■ **Problem description**
Restate the whole of the data verbatim, omitting nothing.

Given records: Begin

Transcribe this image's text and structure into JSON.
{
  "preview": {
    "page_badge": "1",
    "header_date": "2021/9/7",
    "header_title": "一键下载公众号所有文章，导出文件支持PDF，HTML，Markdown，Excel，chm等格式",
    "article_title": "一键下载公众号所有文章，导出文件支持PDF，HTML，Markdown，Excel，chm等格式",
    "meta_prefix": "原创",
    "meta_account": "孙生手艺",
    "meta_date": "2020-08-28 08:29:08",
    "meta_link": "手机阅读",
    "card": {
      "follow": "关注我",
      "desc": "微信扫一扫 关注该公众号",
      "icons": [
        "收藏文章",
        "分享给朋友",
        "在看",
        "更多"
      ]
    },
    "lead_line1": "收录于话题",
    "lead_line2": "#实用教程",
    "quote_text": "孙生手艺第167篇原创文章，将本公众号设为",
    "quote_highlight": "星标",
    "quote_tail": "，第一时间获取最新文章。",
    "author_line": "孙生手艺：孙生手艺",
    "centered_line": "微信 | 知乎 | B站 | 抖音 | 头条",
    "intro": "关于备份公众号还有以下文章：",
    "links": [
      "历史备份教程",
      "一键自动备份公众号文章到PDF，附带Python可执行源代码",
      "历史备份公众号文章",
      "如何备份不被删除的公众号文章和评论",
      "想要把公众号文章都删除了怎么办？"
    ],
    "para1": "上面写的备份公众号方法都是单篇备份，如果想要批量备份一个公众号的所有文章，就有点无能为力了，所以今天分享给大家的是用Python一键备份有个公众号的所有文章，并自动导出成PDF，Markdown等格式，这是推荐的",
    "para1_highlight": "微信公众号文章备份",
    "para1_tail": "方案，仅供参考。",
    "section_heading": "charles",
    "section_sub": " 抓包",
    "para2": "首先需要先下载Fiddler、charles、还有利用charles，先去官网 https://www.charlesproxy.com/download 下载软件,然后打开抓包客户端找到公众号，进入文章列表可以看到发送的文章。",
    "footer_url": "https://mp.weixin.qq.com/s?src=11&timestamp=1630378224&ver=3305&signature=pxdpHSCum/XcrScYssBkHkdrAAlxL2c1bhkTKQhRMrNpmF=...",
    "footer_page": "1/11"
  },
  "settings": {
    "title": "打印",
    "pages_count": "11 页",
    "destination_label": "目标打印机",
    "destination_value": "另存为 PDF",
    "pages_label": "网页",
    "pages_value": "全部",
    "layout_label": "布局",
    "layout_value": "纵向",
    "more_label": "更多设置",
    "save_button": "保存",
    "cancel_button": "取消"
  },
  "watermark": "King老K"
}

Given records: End

■ **Response area**
Transcribe this image's text and structure into JSON.
{
  "preview": {
    "page_badge": "1",
    "header_date": "2021/9/7",
    "header_title": "一键下载公众号所有文章，导出文件支持PDF，HTML，Markdown，Excel，chm等格式",
    "article_title": "一键下载公众号所有文章，导出文件支持PDF，HTML，Markdown，Excel，chm等格式",
    "meta_prefix": "原创",
    "meta_account": "孙生手艺",
    "meta_date": "2020-08-28 08:29:08",
    "meta_link": "手机阅读",
    "card": {
      "follow": "关注我",
      "desc": "微信扫一扫 关注该公众号",
      "icons": [
        "收藏文章",
        "分享给朋友",
        "在看",
        "更多"
      ]
    },
    "lead_line1": "收录于话题",
    "lead_line2": "#实用教程",
    "quote_text": "孙生手艺第167篇原创文章，将本公众号设为",
    "quote_highlight": "星标",
    "quote_tail": "，第一时间获取最新文章。",
    "author_line": "孙生手艺：孙生手艺",
    "centered_line": "微信 | 知乎 | B站 | 抖音 | 头条",
    "intro": "关于备份公众号还有以下文章：",
    "links": [
      "历史备份教程",
      "一键自动备份公众号文章到PDF，附带Python可执行源代码",
      "历史备份公众号文章",
      "如何备份不被删除的公众号文章和评论",
      "想要把公众号文章都删除了怎么办？"
    ],
    "para1": "上面写的备份公众号方法都是单篇备份，如果想要批量备份一个公众号的所有文章，就有点无能为力了，所以今天分享给大家的是用Python一键备份有个公众号的所有文章，并自动导出成PDF，Markdown等格式，这是推荐的",
    "para1_highlight": "微信公众号文章备份",
    "para1_tail": "方案，仅供参考。",
    "section_heading": "charles",
    "section_sub": " 抓包",
    "para2": "首先需要先下载Fiddler、charles、还有利用charles，先去官网 https://www.charlesproxy.com/download 下载软件,然后打开抓包客户端找到公众号，进入文章列表可以看到发送的文章。",
    "footer_url": "https://mp.weixin.qq.com/s?src=11&timestamp=1630378224&ver=3305&signature=pxdpHSCum/XcrScYssBkHkdrAAlxL2c1bhkTKQhRMrNpmF=...",
    "footer_page": "1/11"
  },
  "settings": {
    "title": "打印",
    "pages_count": "11 页",
    "destination_label": "目标打印机",
    "destination_value": "另存为 PDF",
    "pages_label": "网页",
    "pages_value": "全部",
    "layout_label": "布局",
    "layout_value": "纵向",
    "more_label": "更多设置",
    "save_button": "保存",
    "cancel_button": "取消"
  },
  "watermark": "King老K"
}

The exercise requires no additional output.